Welcome to The Globe and Mail’s comment community. This is a space where subscribers can engage with each other and Globe staff. Non-subscribers can read and sort comments but will not be able to engage with them in any way. Click here to subscribe.

If you would like to write a letter to the editor, please forward it to Readers can also interact with The Globe on Facebook and Twitter .

Welcome to The Globe and Mail’s comment community. This is a space where subscribers can engage with each other and Globe staff. Non-subscribers can read and sort comments but will not be able to engage with them in any way. Click here to subscribe.

If you would like to write a letter to the editor, please forward it to Readers can also interact with The Globe on Facebook and Twitter .

Welcome to The Globe and Mail’s comment community.

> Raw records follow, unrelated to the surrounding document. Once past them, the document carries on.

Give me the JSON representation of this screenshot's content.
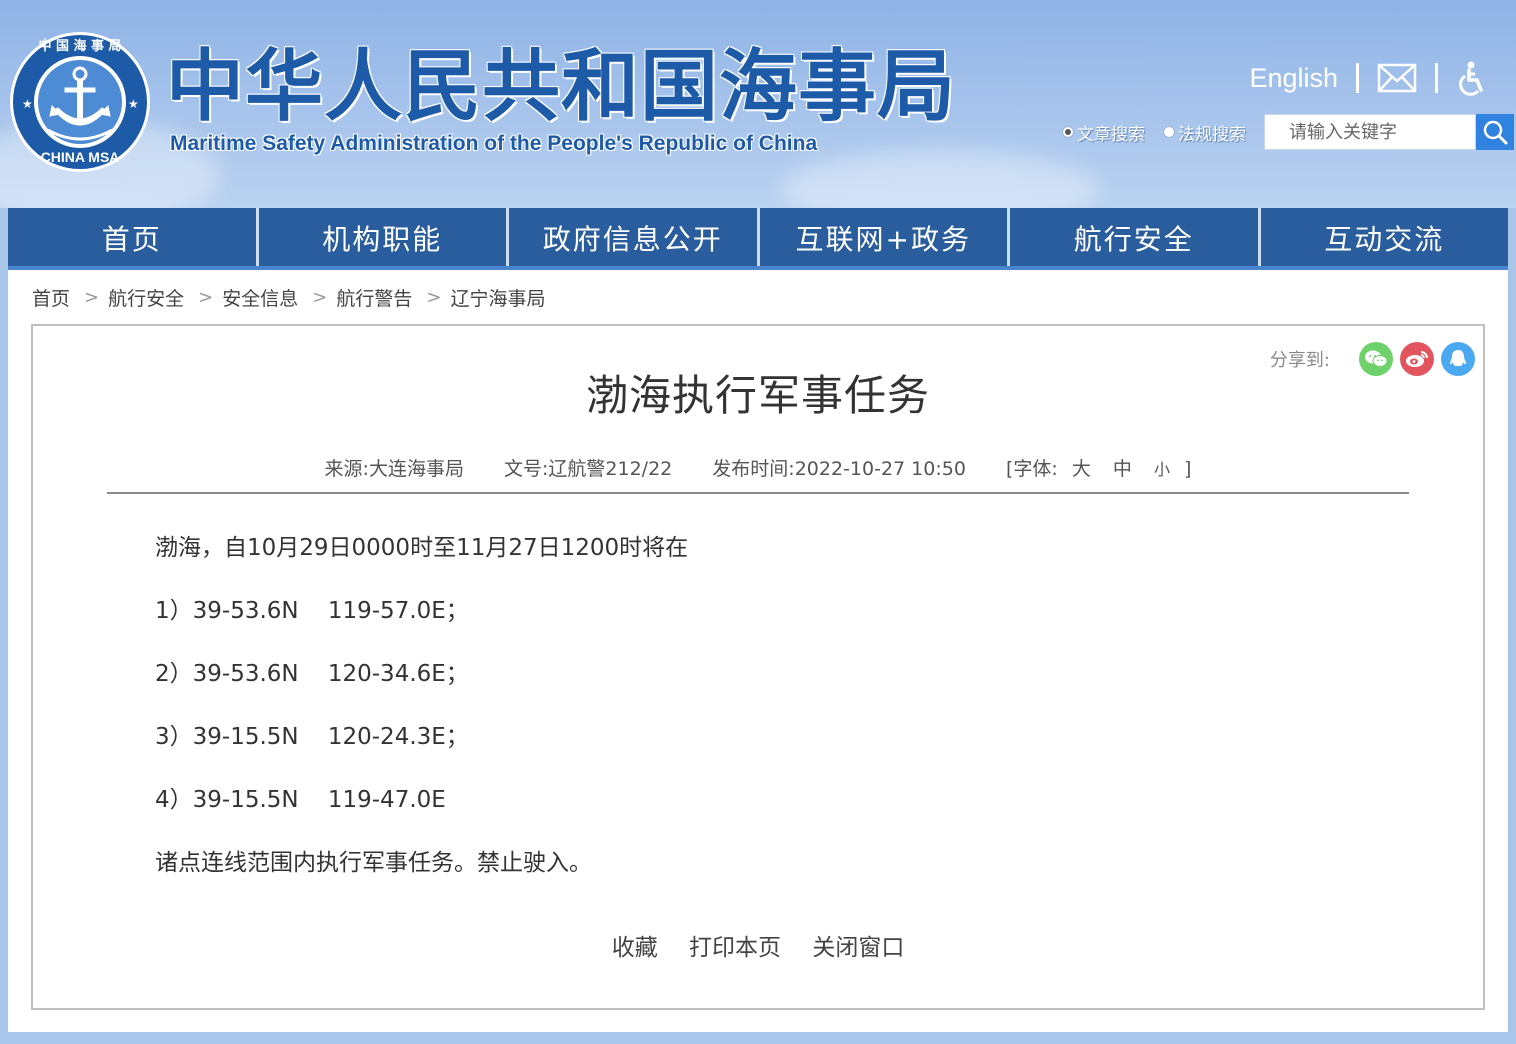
{
  "header": {
    "title": "中华人民共和国海事局",
    "subtitle": "Maritime Safety Administration of the People's Republic of China",
    "logo_top_text": "中 国 海 事 局",
    "logo_bottom_text": "CHINA MSA",
    "english_link": "English",
    "icons": [
      "mail-icon",
      "accessibility-icon",
      "search-icon"
    ]
  },
  "search": {
    "options": [
      "文章搜索",
      "法规搜索"
    ],
    "selected": "文章搜索",
    "placeholder": "请输入关键字"
  },
  "nav": [
    "首页",
    "机构职能",
    "政府信息公开",
    "互联网+政务",
    "航行安全",
    "互动交流"
  ],
  "breadcrumb": [
    "首页",
    "航行安全",
    "安全信息",
    "航行警告",
    "辽宁海事局"
  ],
  "share": {
    "label": "分享到:",
    "icons": [
      "wechat-icon",
      "weibo-icon",
      "qq-icon"
    ],
    "colors": [
      "#6fd16b",
      "#e2555f",
      "#4ba9f2"
    ]
  },
  "article": {
    "title": "渤海执行军事任务",
    "source_label": "来源:",
    "source": "大连海事局",
    "doc_no_label": "文号:",
    "doc_no": "辽航警212/22",
    "publish_label": "发布时间:",
    "publish_time": "2022-10-27 10:50",
    "font_label": "[字体:",
    "font_large": "大",
    "font_medium": "中",
    "font_small": "小",
    "font_close": "]",
    "paragraphs": [
      "渤海，自10月29日0000时至11月27日1200时将在",
      "1）39-53.6N    119-57.0E；",
      "2）39-53.6N    120-34.6E；",
      "3）39-15.5N    120-24.3E；",
      "4）39-15.5N    119-47.0E",
      "诸点连线范围内执行军事任务。禁止驶入。"
    ]
  },
  "actions": [
    "收藏",
    "打印本页",
    "关闭窗口"
  ],
  "colors": {
    "nav_bg": "#2a5d9d",
    "header_title": "#1d5aa8",
    "search_button": "#2f82e0"
  }
}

This is a space where subscribers can engage with each other and Globe staff.

We aim to create a safe and valuable space for discussion and debate. That means:

  • Treat others as you wish to be treated
  • Criticize ideas, not people
  • Stay on topic
  • Avoid the use of toxic and offensive language
  • Flag bad behaviour

Comments that violate our community guidelines will be removed.

Read our community guidelines here

Discussion loading ...

To view this site properly, enable cookies in your browser. Read our privacy policy to learn more.
How to enable cookies